TASK PROMPT: Give the records again exactly as written. Leave out the pictures.

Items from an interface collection
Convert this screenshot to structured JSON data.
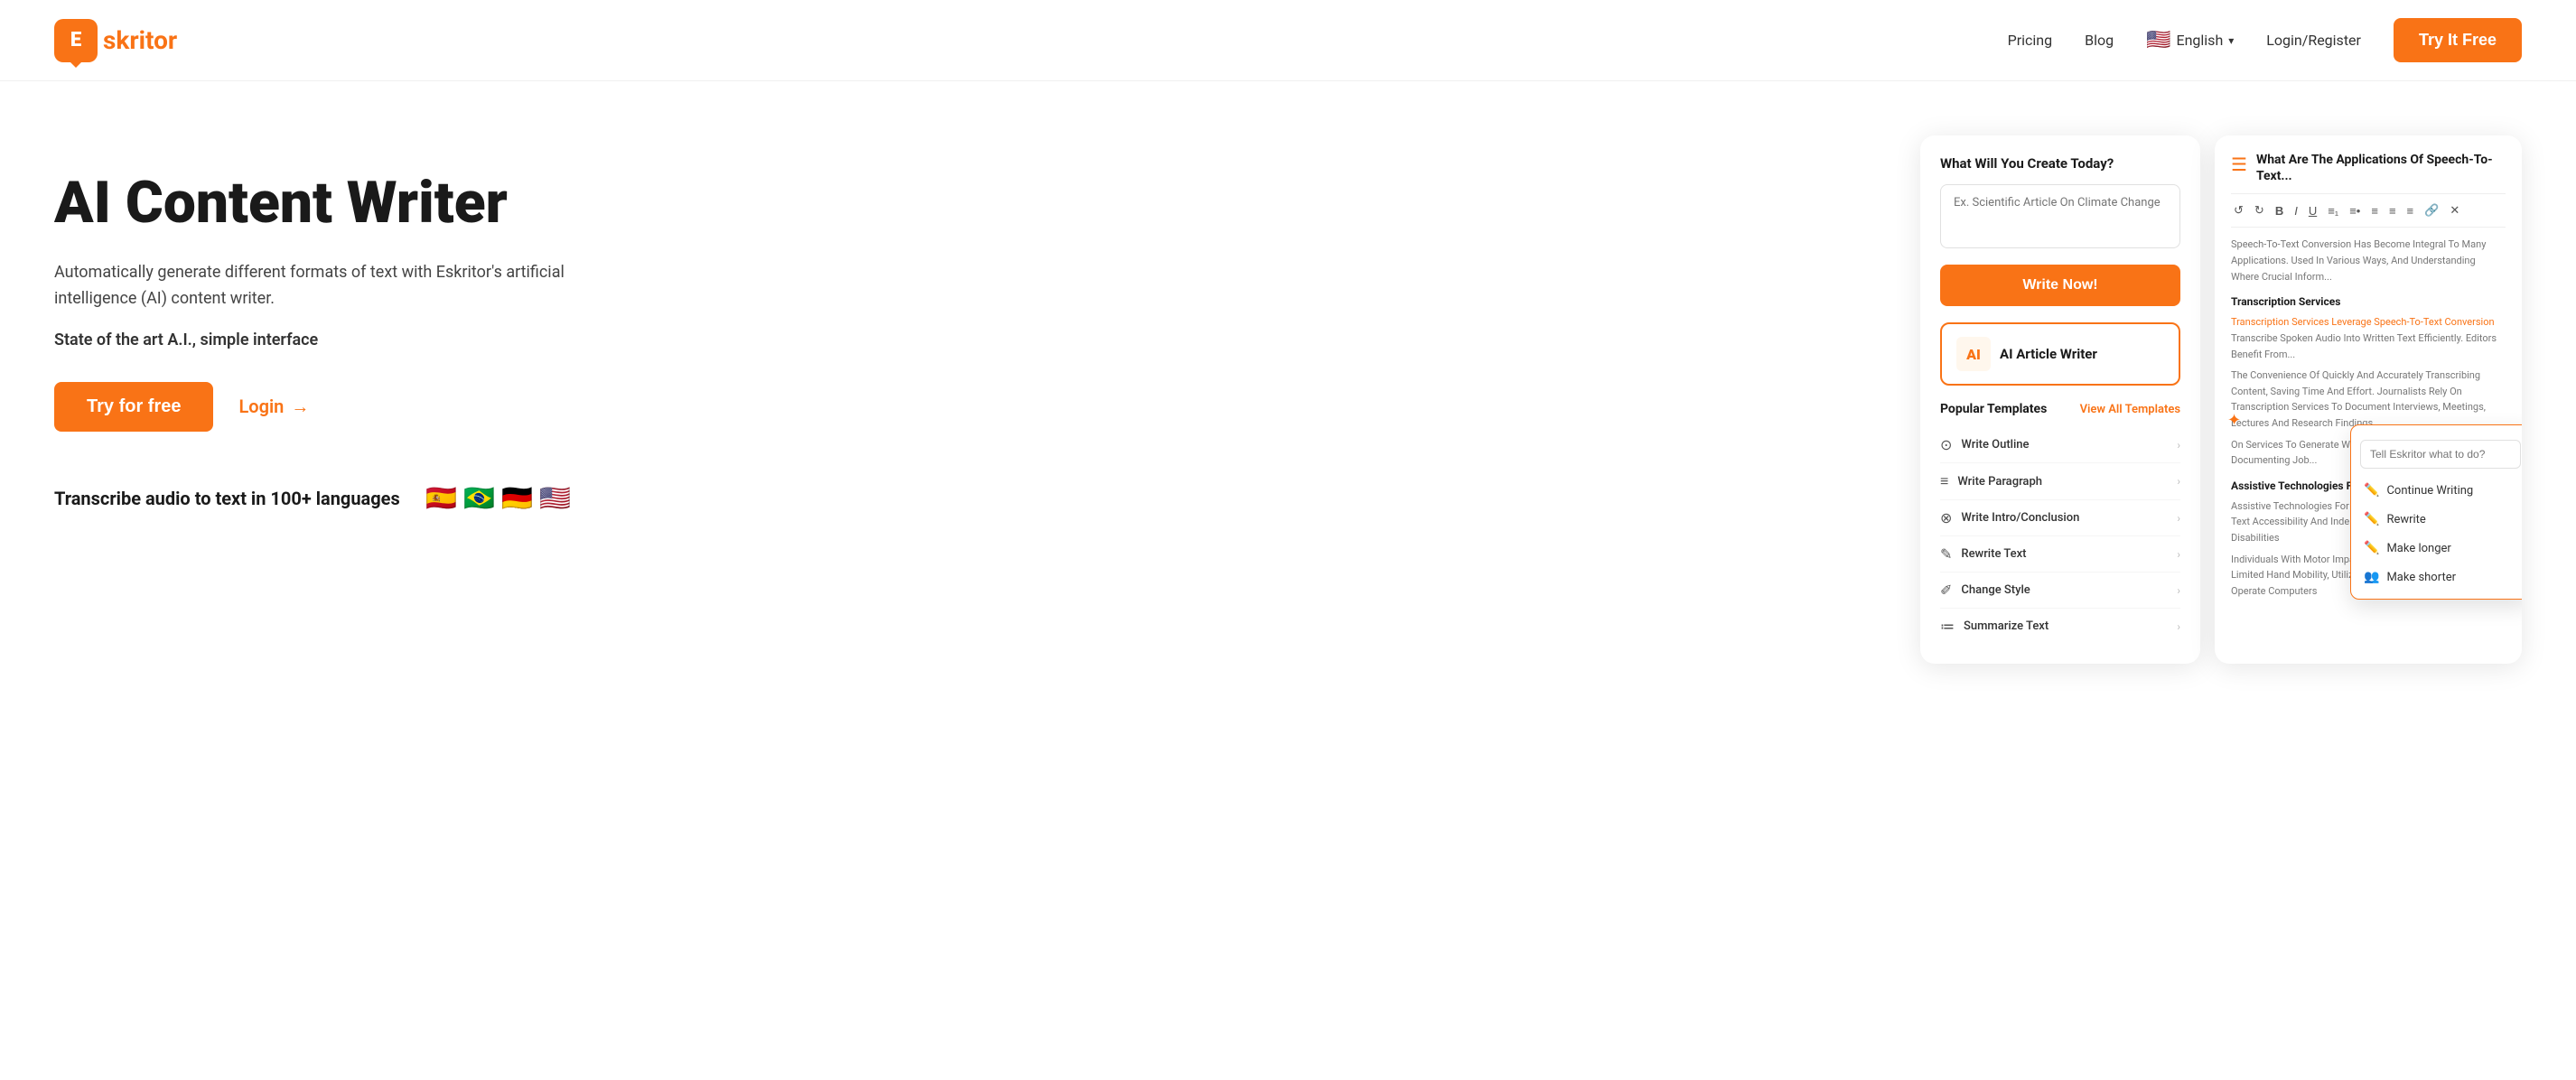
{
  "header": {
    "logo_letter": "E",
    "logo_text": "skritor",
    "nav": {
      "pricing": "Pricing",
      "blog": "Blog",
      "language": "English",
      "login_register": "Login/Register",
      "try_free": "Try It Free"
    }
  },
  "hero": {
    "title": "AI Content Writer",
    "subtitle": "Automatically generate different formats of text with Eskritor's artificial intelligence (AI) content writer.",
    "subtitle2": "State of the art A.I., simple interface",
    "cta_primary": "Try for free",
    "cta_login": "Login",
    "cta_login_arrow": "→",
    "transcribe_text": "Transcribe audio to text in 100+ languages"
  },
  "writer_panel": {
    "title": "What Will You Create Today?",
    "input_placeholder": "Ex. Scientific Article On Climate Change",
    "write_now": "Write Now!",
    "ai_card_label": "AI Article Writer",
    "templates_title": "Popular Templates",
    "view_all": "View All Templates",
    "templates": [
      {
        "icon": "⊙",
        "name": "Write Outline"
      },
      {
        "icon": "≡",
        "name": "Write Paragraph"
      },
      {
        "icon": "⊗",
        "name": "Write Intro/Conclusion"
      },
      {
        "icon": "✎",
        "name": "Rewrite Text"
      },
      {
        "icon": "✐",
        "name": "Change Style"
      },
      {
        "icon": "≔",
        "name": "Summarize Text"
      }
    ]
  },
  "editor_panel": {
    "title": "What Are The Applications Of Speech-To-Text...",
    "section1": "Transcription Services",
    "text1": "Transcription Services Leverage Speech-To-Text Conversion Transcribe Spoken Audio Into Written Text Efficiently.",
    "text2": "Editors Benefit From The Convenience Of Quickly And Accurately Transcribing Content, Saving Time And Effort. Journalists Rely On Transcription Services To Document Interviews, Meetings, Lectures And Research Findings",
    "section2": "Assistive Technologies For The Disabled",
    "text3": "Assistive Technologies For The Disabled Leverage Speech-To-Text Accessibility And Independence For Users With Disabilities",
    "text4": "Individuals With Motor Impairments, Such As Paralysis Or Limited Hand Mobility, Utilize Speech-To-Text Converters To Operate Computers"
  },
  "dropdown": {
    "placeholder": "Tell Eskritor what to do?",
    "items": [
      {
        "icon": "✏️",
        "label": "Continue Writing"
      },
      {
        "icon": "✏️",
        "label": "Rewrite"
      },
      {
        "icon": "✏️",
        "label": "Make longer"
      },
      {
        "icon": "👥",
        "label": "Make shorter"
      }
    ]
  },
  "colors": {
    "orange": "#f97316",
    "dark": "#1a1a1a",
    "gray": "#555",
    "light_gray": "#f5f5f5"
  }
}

EXERCISE RESULT:
Convert this screenshot to structured JSON data.
{
  "header": {
    "logo_letter": "E",
    "logo_text": "skritor",
    "nav": {
      "pricing": "Pricing",
      "blog": "Blog",
      "language": "English",
      "login_register": "Login/Register",
      "try_free": "Try It Free"
    }
  },
  "hero": {
    "title": "AI Content Writer",
    "subtitle": "Automatically generate different formats of text with Eskritor's artificial intelligence (AI) content writer.",
    "subtitle2": "State of the art A.I., simple interface",
    "cta_primary": "Try for free",
    "cta_login": "Login",
    "cta_login_arrow": "→",
    "transcribe_text": "Transcribe audio to text in 100+ languages"
  },
  "writer_panel": {
    "title": "What Will You Create Today?",
    "input_placeholder": "Ex. Scientific Article On Climate Change",
    "write_now": "Write Now!",
    "ai_card_label": "AI Article Writer",
    "templates_title": "Popular Templates",
    "view_all": "View All Templates",
    "templates": [
      {
        "icon": "⊙",
        "name": "Write Outline"
      },
      {
        "icon": "≡",
        "name": "Write Paragraph"
      },
      {
        "icon": "⊗",
        "name": "Write Intro/Conclusion"
      },
      {
        "icon": "✎",
        "name": "Rewrite Text"
      },
      {
        "icon": "✐",
        "name": "Change Style"
      },
      {
        "icon": "≔",
        "name": "Summarize Text"
      }
    ]
  },
  "editor_panel": {
    "title": "What Are The Applications Of Speech-To-Text...",
    "section1": "Transcription Services",
    "text1": "Transcription Services Leverage Speech-To-Text Conversion Transcribe Spoken Audio Into Written Text Efficiently.",
    "text2": "Editors Benefit From The Convenience Of Quickly And Accurately Transcribing Content, Saving Time And Effort. Journalists Rely On Transcription Services To Document Interviews, Meetings, Lectures And Research Findings",
    "section2": "Assistive Technologies For The Disabled",
    "text3": "Assistive Technologies For The Disabled Leverage Speech-To-Text Accessibility And Independence For Users With Disabilities",
    "text4": "Individuals With Motor Impairments, Such As Paralysis Or Limited Hand Mobility, Utilize Speech-To-Text Converters To Operate Computers"
  },
  "dropdown": {
    "placeholder": "Tell Eskritor what to do?",
    "items": [
      {
        "icon": "✏️",
        "label": "Continue Writing"
      },
      {
        "icon": "✏️",
        "label": "Rewrite"
      },
      {
        "icon": "✏️",
        "label": "Make longer"
      },
      {
        "icon": "👥",
        "label": "Make shorter"
      }
    ]
  },
  "colors": {
    "orange": "#f97316",
    "dark": "#1a1a1a",
    "gray": "#555",
    "light_gray": "#f5f5f5"
  }
}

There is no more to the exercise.